What we are witnessing this time is the Grand National - and an old-style National at that. More mature readers may remember how, before they made the fences less lethal, the National was a magnet for the suicidal no-hoper. For countless years, the Duke of Albuquerque was a fixture. Every April, this magnificently barking Spanish aristo would turn up at Aintree for another bash. And every April, at 3.21pm on Saturday, (you could set the clocks an hour forward by it) Peter O'Sullevan would gravely intone: "And the Duke of Albuquerque's gawn at the first."

In this long and arduous political steeplechase, there are myriad Dukes and a few solid but talentless stayers, but just one thoroughbred. To those of us watching from the stands, it looks like a foregone conclusion. Just as Caligula once observed that he fantasised about all of Rome having one neck so he could chop it off, so you wish the Tories had one neck, so that you could wring it and scream: "What the hell is wrong with you people? How bloody obvious does it have to be before you pick Ken Clarke?"

Mr Clarke, a director of the company that owns this newspaper, has his faults (another directorship, with British American Tobacco, does him less credit), but his virtues vastly outweigh them. He has pretty impeccable form, most significantly as the Chancellor who laid the foundations for the economic stability so adroitly maintained by the man the next Tory leader will face across the despatch box a year or two from now.

People like and trust him. He is the most popular politician in Britain. Had he, rather than IDS, become leader in 2001, an anti-Iraq war Ken would have steered the Tories to a hung parliament, if not outright victory. Whatever his enemies affect to believe, Europe, the traditional barrier to his election, is a dormant volcano that will not be reactivated for years. Socially liberal, he would attack Labour's autocratic centralism from the left on issues such as identity cards and depriving terrorist suspects of the right to trial. The only Tory feared by both the Liberal Democrats and Labour, he would make the Tories odds-on for the 2009 general election.
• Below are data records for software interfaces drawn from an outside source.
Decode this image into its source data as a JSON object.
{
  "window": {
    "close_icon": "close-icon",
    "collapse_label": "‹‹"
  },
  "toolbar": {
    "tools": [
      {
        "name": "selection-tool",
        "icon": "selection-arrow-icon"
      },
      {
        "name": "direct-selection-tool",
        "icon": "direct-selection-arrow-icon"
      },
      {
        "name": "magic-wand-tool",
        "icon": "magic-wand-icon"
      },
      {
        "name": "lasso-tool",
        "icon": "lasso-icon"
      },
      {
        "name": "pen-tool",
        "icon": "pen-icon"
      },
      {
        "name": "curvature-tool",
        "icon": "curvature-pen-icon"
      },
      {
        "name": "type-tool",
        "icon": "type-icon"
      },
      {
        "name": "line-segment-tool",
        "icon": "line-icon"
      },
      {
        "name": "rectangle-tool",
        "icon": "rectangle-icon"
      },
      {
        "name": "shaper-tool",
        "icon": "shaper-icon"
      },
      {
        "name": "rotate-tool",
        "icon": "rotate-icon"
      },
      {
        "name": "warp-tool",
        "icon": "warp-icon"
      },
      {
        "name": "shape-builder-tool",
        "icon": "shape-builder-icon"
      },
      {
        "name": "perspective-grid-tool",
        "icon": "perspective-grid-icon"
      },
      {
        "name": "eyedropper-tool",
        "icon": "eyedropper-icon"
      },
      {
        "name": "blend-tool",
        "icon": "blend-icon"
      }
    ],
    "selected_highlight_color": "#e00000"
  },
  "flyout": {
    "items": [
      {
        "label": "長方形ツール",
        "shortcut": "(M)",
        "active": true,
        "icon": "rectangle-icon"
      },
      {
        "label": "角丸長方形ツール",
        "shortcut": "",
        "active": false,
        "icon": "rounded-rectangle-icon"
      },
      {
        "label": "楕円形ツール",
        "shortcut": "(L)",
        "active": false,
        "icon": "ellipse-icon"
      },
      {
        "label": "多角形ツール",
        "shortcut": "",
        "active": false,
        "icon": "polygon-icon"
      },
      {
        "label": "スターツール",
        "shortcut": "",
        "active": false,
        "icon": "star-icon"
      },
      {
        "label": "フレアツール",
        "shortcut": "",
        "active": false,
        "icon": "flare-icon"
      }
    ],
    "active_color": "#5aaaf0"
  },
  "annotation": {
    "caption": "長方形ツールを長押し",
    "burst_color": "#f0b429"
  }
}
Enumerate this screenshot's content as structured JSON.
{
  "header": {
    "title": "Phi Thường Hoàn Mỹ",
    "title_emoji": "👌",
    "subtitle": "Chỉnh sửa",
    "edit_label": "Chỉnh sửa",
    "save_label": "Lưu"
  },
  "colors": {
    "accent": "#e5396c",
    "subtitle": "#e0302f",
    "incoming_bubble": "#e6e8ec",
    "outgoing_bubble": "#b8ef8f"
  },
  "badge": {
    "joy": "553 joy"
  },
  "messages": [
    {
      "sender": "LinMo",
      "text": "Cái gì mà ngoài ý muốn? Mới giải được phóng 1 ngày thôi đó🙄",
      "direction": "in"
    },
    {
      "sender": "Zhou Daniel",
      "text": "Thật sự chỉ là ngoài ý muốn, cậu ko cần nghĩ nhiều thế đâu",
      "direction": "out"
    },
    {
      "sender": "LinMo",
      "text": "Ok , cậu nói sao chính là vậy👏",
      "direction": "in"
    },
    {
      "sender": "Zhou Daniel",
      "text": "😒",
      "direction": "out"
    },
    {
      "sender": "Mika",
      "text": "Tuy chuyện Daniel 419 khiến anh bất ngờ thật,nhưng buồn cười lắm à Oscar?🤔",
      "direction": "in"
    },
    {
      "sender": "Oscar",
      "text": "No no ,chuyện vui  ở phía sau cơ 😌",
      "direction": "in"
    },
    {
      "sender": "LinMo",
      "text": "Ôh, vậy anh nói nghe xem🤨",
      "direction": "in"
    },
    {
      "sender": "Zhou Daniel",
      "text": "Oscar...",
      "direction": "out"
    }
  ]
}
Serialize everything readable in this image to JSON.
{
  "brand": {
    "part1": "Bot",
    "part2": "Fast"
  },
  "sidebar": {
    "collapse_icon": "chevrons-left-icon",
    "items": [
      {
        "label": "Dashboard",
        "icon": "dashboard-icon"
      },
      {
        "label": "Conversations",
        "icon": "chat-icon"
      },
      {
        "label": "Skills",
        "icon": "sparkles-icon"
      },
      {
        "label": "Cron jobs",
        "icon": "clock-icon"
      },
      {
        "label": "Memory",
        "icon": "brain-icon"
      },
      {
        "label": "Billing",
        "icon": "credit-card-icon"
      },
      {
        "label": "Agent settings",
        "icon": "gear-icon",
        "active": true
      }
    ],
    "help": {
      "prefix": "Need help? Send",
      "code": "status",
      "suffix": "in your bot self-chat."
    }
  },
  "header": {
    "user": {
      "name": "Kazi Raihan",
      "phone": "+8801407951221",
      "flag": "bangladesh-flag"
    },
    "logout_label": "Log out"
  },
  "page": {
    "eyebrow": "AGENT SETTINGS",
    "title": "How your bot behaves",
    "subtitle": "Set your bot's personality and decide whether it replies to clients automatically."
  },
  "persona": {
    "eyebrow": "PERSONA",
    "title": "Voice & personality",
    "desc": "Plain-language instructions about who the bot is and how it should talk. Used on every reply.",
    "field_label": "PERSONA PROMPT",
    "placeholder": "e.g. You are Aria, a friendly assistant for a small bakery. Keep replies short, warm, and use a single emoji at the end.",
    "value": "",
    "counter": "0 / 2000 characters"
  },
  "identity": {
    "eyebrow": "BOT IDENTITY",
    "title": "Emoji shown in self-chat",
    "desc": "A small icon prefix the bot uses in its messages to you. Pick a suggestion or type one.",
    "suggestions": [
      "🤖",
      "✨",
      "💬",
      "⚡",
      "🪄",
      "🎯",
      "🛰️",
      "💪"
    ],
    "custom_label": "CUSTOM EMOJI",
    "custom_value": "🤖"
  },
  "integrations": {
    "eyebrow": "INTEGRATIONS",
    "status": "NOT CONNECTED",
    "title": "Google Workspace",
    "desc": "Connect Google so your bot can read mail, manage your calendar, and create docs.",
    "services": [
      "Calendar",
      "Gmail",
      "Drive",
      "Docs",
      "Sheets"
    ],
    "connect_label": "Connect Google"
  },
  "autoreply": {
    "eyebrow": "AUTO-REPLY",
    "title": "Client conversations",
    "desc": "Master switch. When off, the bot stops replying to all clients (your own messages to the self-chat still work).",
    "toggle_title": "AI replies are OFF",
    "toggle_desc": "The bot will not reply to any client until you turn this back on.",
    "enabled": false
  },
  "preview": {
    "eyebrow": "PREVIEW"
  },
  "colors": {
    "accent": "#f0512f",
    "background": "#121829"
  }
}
In this Neverland of grotesque self-delusion and rampaging self-indulgence, meanwhile, he is headed in the betting by Mr Lansley, whoever he might be; by Dr Fox, a man so exquisitely attuned to modern mores that a while back he delighted Christmas revellers with the riddle: "What do you call four dogs and a blackbird? The Spice Girls"; and, of course, by 4-5 favourite David Davis, a vulpine right-wing enforcer, computer designed for the post of Chief Whip; but with ambitions so beyond his gifts his answerphone message is believed to go: "If you're calling to pledge your support, I'll make you shadow Chancellor. If not, best renew your medical cover now."

Now that the MPs have absolved party members from any electoral responsibility, perhaps there is a remote chance they will succumb to a revived urge to form a government, rather than perpetuate the blood feud over Mrs Thatcher's demise by choosing another neo-Thatcherite no-hoper. But you'd be mad to bet against history repeating itself, yet again, as out and out farce. It will be tremendous fun watching this parade of the unsuitable, the clueless and the plain unknown. But the only ones laughing when the winner limps home, one suspects, will be some very smug hyenas on the Government benches opposite.

Comments